> **Task**
Restate the records word for word. Include no pictures.

══ Provided data

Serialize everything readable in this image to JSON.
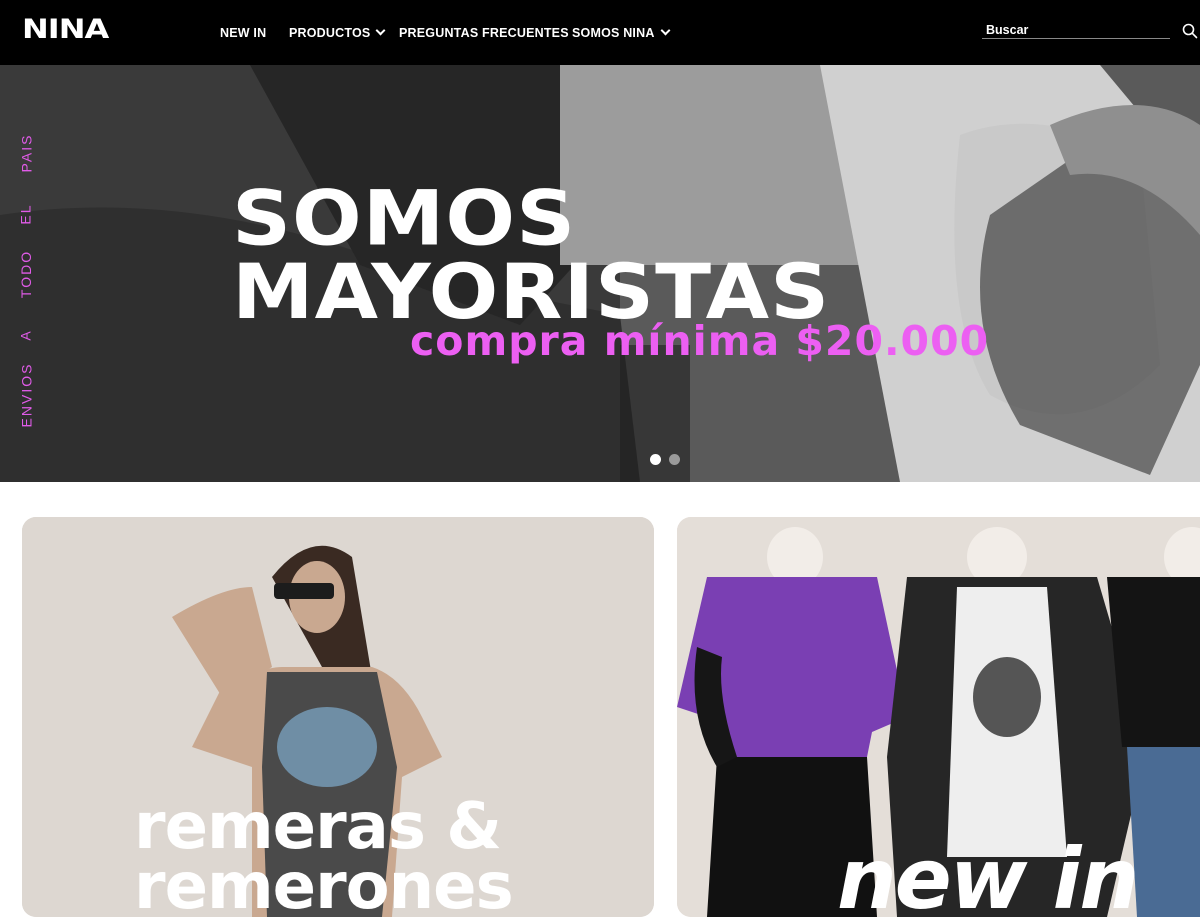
{
  "header": {
    "logo": "NINA",
    "nav": [
      {
        "label": "NEW IN",
        "has_dropdown": false
      },
      {
        "label": "PRODUCTOS",
        "has_dropdown": true
      },
      {
        "label": "PREGUNTAS FRECUENTES",
        "has_dropdown": false
      },
      {
        "label": "SOMOS NINA",
        "has_dropdown": true
      }
    ],
    "search": {
      "placeholder": "Buscar",
      "value": "",
      "icon": "search-icon"
    }
  },
  "hero": {
    "vertical_text": [
      "ENVIOS",
      "A",
      "TODO",
      "EL",
      "PAIS"
    ],
    "title_line1": "SOMOS",
    "title_line2": "MAYORISTAS",
    "subtitle": "compra mínima $20.000",
    "slide_count": 2,
    "active_slide": 1,
    "accent_color": "#ec5ff2"
  },
  "categories": [
    {
      "line1": "remeras &",
      "line2": "remerones"
    },
    {
      "line1": "new in"
    }
  ]
}
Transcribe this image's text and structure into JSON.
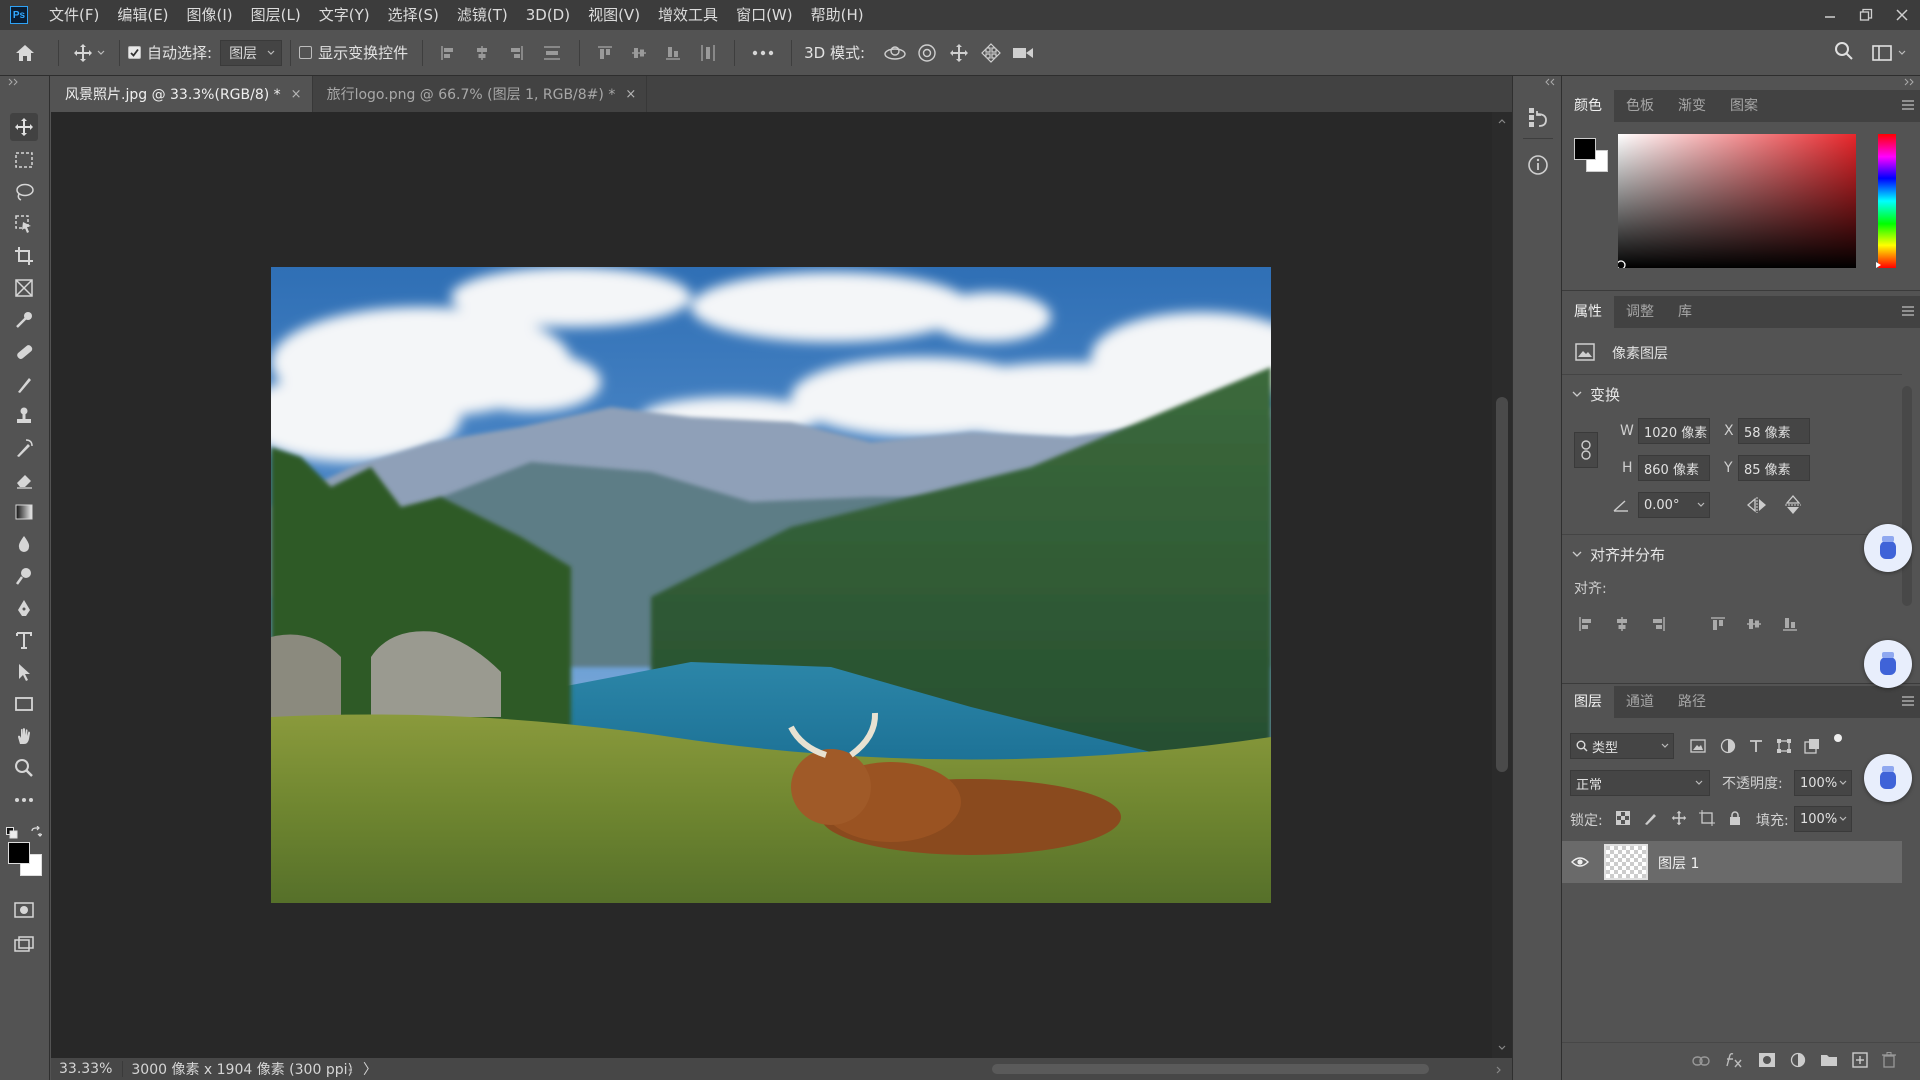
{
  "menubar": {
    "logo": "Ps",
    "items": [
      "文件(F)",
      "编辑(E)",
      "图像(I)",
      "图层(L)",
      "文字(Y)",
      "选择(S)",
      "滤镜(T)",
      "3D(D)",
      "视图(V)",
      "增效工具",
      "窗口(W)",
      "帮助(H)"
    ]
  },
  "options": {
    "auto_select_label": "自动选择:",
    "auto_select_value": "图层",
    "show_transform_label": "显示变换控件",
    "mode3d_label": "3D 模式:"
  },
  "tabs": [
    {
      "label": "风景照片.jpg @ 33.3%(RGB/8) *",
      "close": "×"
    },
    {
      "label": "旅行logo.png @ 66.7% (图层 1, RGB/8#) *",
      "close": "×"
    }
  ],
  "status": {
    "zoom": "33.33%",
    "doc_size": "3000 像素 x 1904 像素 (300 ppi)",
    "arrow": "〉"
  },
  "color_panel": {
    "tabs": [
      "颜色",
      "色板",
      "渐变",
      "图案"
    ],
    "foreground": "#000000",
    "background": "#ffffff",
    "hue": "#e8262b"
  },
  "properties_panel": {
    "tabs": [
      "属性",
      "调整",
      "库"
    ],
    "layer_type": "像素图层",
    "transform_title": "变换",
    "w_label": "W",
    "w_value": "1020 像素",
    "x_label": "X",
    "x_value": "58 像素",
    "h_label": "H",
    "h_value": "860 像素",
    "y_label": "Y",
    "y_value": "85 像素",
    "angle_value": "0.00°",
    "align_title": "对齐并分布",
    "align_label": "对齐:"
  },
  "layers_panel": {
    "tabs": [
      "图层",
      "通道",
      "路径"
    ],
    "filter_value": "类型",
    "blend_mode": "正常",
    "opacity_label": "不透明度:",
    "opacity_value": "100%",
    "lock_label": "锁定:",
    "fill_label": "填充:",
    "fill_value": "100%",
    "layers": [
      {
        "name": "图层 1"
      }
    ]
  }
}
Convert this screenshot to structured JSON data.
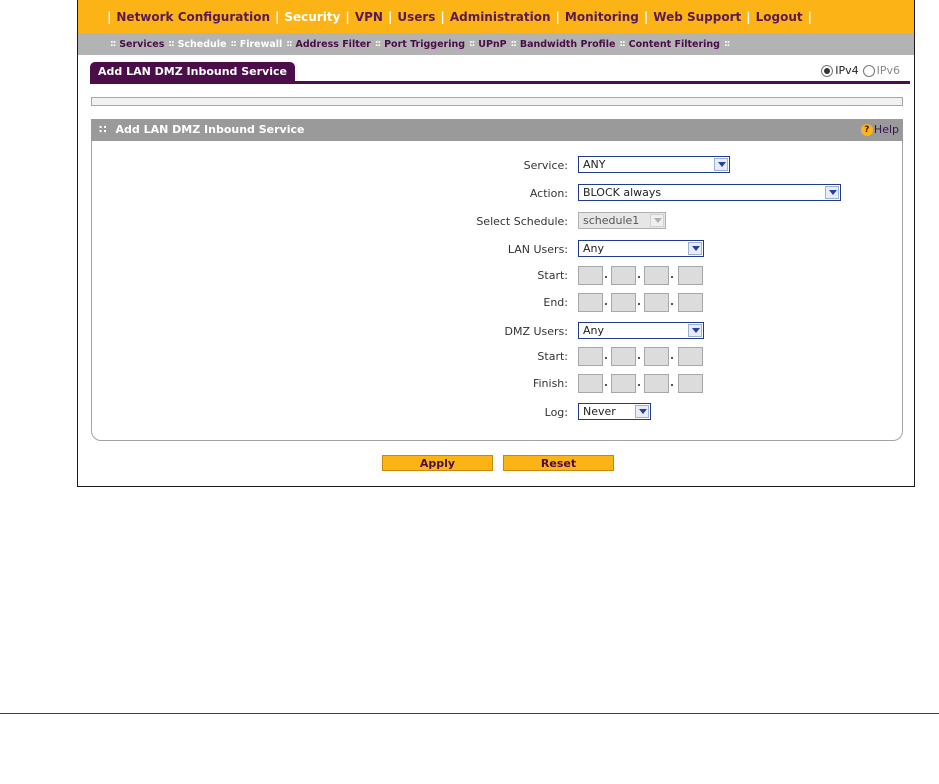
{
  "top_nav": [
    "Network Configuration",
    "Security",
    "VPN",
    "Users",
    "Administration",
    "Monitoring",
    "Web Support",
    "Logout"
  ],
  "top_nav_active": "Security",
  "sub_nav": [
    "Services",
    "Schedule",
    "Firewall",
    "Address Filter",
    "Port Triggering",
    "UPnP",
    "Bandwidth Profile",
    "Content Filtering"
  ],
  "sub_nav_active": [
    "Schedule",
    "Firewall"
  ],
  "tab": {
    "label": "Add LAN DMZ Inbound Service"
  },
  "ip_version": {
    "ipv4": "IPv4",
    "ipv6": "IPv6",
    "selected": "IPv4"
  },
  "panel": {
    "title": "Add LAN DMZ Inbound Service",
    "help": "Help"
  },
  "form": {
    "service": {
      "label": "Service:",
      "value": "ANY"
    },
    "action": {
      "label": "Action:",
      "value": "BLOCK always"
    },
    "schedule": {
      "label": "Select Schedule:",
      "value": "schedule1"
    },
    "lan_users": {
      "label": "LAN Users:",
      "value": "Any"
    },
    "lan_start": {
      "label": "Start:"
    },
    "lan_end": {
      "label": "End:"
    },
    "dmz_users": {
      "label": "DMZ Users:",
      "value": "Any"
    },
    "dmz_start": {
      "label": "Start:"
    },
    "dmz_finish": {
      "label": "Finish:"
    },
    "log": {
      "label": "Log:",
      "value": "Never"
    }
  },
  "buttons": {
    "apply": "Apply",
    "reset": "Reset"
  },
  "colors": {
    "nav_orange": "#fcb316",
    "brand_purple": "#4c0d4b",
    "subnav_gray": "#b3b3b3",
    "panel_gray": "#9a9a9a"
  }
}
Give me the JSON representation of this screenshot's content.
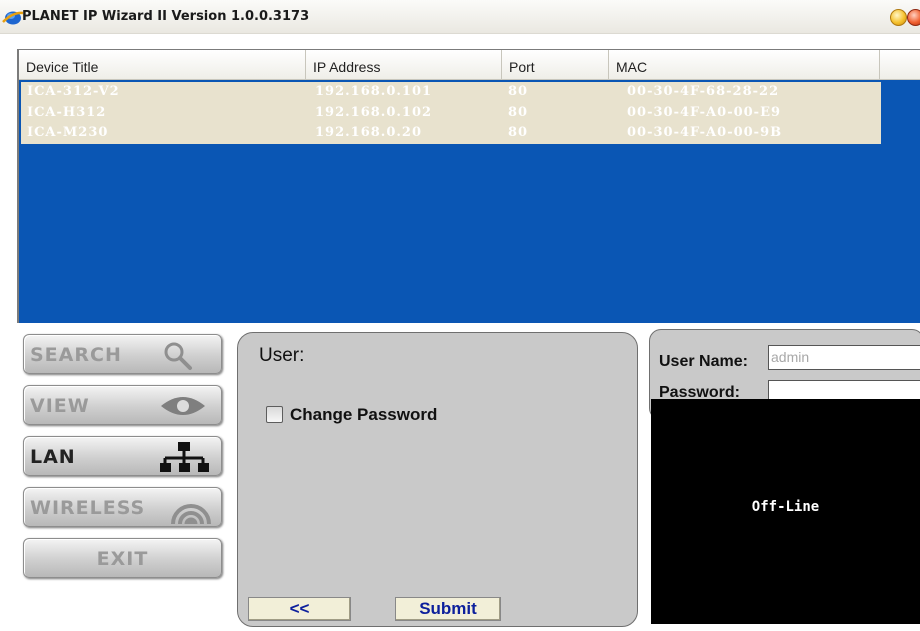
{
  "window": {
    "title": "PLANET IP Wizard II  Version 1.0.0.3173"
  },
  "device_list": {
    "columns": [
      "Device Title",
      "IP Address",
      "Port",
      "MAC"
    ],
    "rows": [
      {
        "title": "ICA-312-V2",
        "ip": "192.168.0.101",
        "port": "80",
        "mac": "00-30-4F-68-28-22"
      },
      {
        "title": "ICA-H312",
        "ip": "192.168.0.102",
        "port": "80",
        "mac": "00-30-4F-A0-00-E9"
      },
      {
        "title": "ICA-M230",
        "ip": "192.168.0.20",
        "port": "80",
        "mac": "00-30-4F-A0-00-9B"
      }
    ],
    "background_color": "#0a56b4",
    "row_color": "#e8e2ce"
  },
  "nav": {
    "search": "SEARCH",
    "view": "VIEW",
    "lan": "LAN",
    "wireless": "WIRELESS",
    "exit": "EXIT"
  },
  "user_panel": {
    "heading": "User:",
    "change_password_label": "Change Password",
    "change_password_checked": false,
    "back_button": "<<",
    "submit_button": "Submit"
  },
  "login": {
    "username_label": "User Name:",
    "username_value": "admin",
    "password_label": "Password:",
    "password_value": ""
  },
  "video": {
    "status": "Off-Line"
  },
  "colors": {
    "button_text": "#0c1f9c",
    "panel_gray": "#c9c9c9"
  }
}
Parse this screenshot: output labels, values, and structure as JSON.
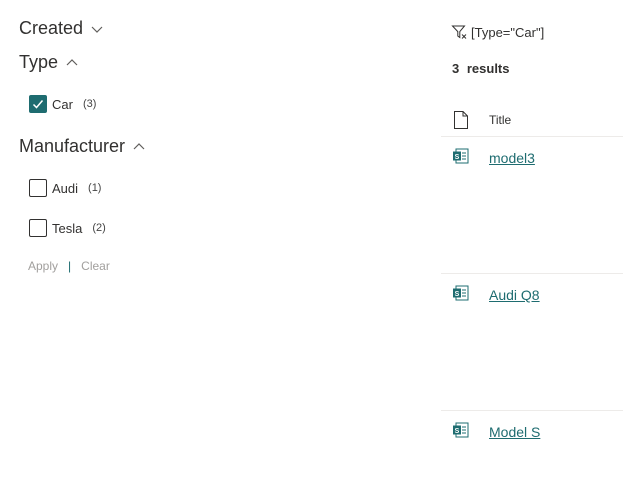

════

> **Finished exercise**
Serialize everything readable in this image to JSON.
{
  "header": {
    "logo": "NINA",
    "nav": [
      {
        "label": "NEW IN",
        "has_dropdown": false
      },
      {
        "label": "PRODUCTOS",
        "has_dropdown": true
      },
      {
        "label": "PREGUNTAS FRECUENTES",
        "has_dropdown": false
      },
      {
        "label": "SOMOS NINA",
        "has_dropdown": true
      }
    ],
    "search": {
      "placeholder": "Buscar",
      "value": "",
      "icon": "search-icon"
    }
  },
  "hero": {
    "vertical_text": [
      "ENVIOS",
      "A",
      "TODO",
      "EL",
      "PAIS"
    ],
    "title_line1": "SOMOS",
    "title_line2": "MAYORISTAS",
    "subtitle": "compra mínima $20.000",
    "slide_count": 2,
    "active_slide": 1,
    "accent_color": "#ec5ff2"
  },
  "categories": [
    {
      "line1": "remeras &",
      "line2": "remerones"
    },
    {
      "line1": "new in"
    }
  ]
}
Transcribe this image's text and structure into JSON.
{
  "menubar": {
    "logo": "Ps",
    "items": [
      "文件(F)",
      "编辑(E)",
      "图像(I)",
      "图层(L)",
      "文字(Y)",
      "选择(S)",
      "滤镜(T)",
      "3D(D)",
      "视图(V)",
      "增效工具",
      "窗口(W)",
      "帮助(H)"
    ]
  },
  "options": {
    "auto_select_label": "自动选择:",
    "auto_select_value": "图层",
    "show_transform_label": "显示变换控件",
    "mode3d_label": "3D 模式:"
  },
  "tabs": [
    {
      "label": "风景照片.jpg @ 33.3%(RGB/8) *",
      "close": "×"
    },
    {
      "label": "旅行logo.png @ 66.7% (图层 1, RGB/8#) *",
      "close": "×"
    }
  ],
  "status": {
    "zoom": "33.33%",
    "doc_size": "3000 像素 x 1904 像素 (300 ppi)",
    "arrow": "〉"
  },
  "color_panel": {
    "tabs": [
      "颜色",
      "色板",
      "渐变",
      "图案"
    ],
    "foreground": "#000000",
    "background": "#ffffff",
    "hue": "#e8262b"
  },
  "properties_panel": {
    "tabs": [
      "属性",
      "调整",
      "库"
    ],
    "layer_type": "像素图层",
    "transform_title": "变换",
    "w_label": "W",
    "w_value": "1020 像素",
    "x_label": "X",
    "x_value": "58 像素",
    "h_label": "H",
    "h_value": "860 像素",
    "y_label": "Y",
    "y_value": "85 像素",
    "angle_value": "0.00°",
    "align_title": "对齐并分布",
    "align_label": "对齐:"
  },
  "layers_panel": {
    "tabs": [
      "图层",
      "通道",
      "路径"
    ],
    "filter_value": "类型",
    "blend_mode": "正常",
    "opacity_label": "不透明度:",
    "opacity_value": "100%",
    "lock_label": "锁定:",
    "fill_label": "填充:",
    "fill_value": "100%",
    "layers": [
      {
        "name": "图层 1"
      }
    ]
  }
}
Convert this screenshot to structured JSON data.
{
  "top_nav": [
    "Network Configuration",
    "Security",
    "VPN",
    "Users",
    "Administration",
    "Monitoring",
    "Web Support",
    "Logout"
  ],
  "top_nav_active": "Security",
  "sub_nav": [
    "Services",
    "Schedule",
    "Firewall",
    "Address Filter",
    "Port Triggering",
    "UPnP",
    "Bandwidth Profile",
    "Content Filtering"
  ],
  "sub_nav_active": [
    "Schedule",
    "Firewall"
  ],
  "tab": {
    "label": "Add LAN DMZ Inbound Service"
  },
  "ip_version": {
    "ipv4": "IPv4",
    "ipv6": "IPv6",
    "selected": "IPv4"
  },
  "panel": {
    "title": "Add LAN DMZ Inbound Service",
    "help": "Help"
  },
  "form": {
    "service": {
      "label": "Service:",
      "value": "ANY"
    },
    "action": {
      "label": "Action:",
      "value": "BLOCK always"
    },
    "schedule": {
      "label": "Select Schedule:",
      "value": "schedule1"
    },
    "lan_users": {
      "label": "LAN Users:",
      "value": "Any"
    },
    "lan_start": {
      "label": "Start:"
    },
    "lan_end": {
      "label": "End:"
    },
    "dmz_users": {
      "label": "DMZ Users:",
      "value": "Any"
    },
    "dmz_start": {
      "label": "Start:"
    },
    "dmz_finish": {
      "label": "Finish:"
    },
    "log": {
      "label": "Log:",
      "value": "Never"
    }
  },
  "buttons": {
    "apply": "Apply",
    "reset": "Reset"
  },
  "colors": {
    "nav_orange": "#fcb316",
    "brand_purple": "#4c0d4b",
    "subnav_gray": "#b3b3b3",
    "panel_gray": "#9a9a9a"
  }
}
Give me the JSON representation of this screenshot's content.
{
  "window": {
    "title": "PLANET IP Wizard II  Version 1.0.0.3173"
  },
  "device_list": {
    "columns": [
      "Device Title",
      "IP Address",
      "Port",
      "MAC"
    ],
    "rows": [
      {
        "title": "ICA-312-V2",
        "ip": "192.168.0.101",
        "port": "80",
        "mac": "00-30-4F-68-28-22"
      },
      {
        "title": "ICA-H312",
        "ip": "192.168.0.102",
        "port": "80",
        "mac": "00-30-4F-A0-00-E9"
      },
      {
        "title": "ICA-M230",
        "ip": "192.168.0.20",
        "port": "80",
        "mac": "00-30-4F-A0-00-9B"
      }
    ],
    "background_color": "#0a56b4",
    "row_color": "#e8e2ce"
  },
  "nav": {
    "search": "SEARCH",
    "view": "VIEW",
    "lan": "LAN",
    "wireless": "WIRELESS",
    "exit": "EXIT"
  },
  "user_panel": {
    "heading": "User:",
    "change_password_label": "Change Password",
    "change_password_checked": false,
    "back_button": "<<",
    "submit_button": "Submit"
  },
  "login": {
    "username_label": "User Name:",
    "username_value": "admin",
    "password_label": "Password:",
    "password_value": ""
  },
  "video": {
    "status": "Off-Line"
  },
  "colors": {
    "button_text": "#0c1f9c",
    "panel_gray": "#c9c9c9"
  }
}
Parse this screenshot: output labels, values, and structure as JSON.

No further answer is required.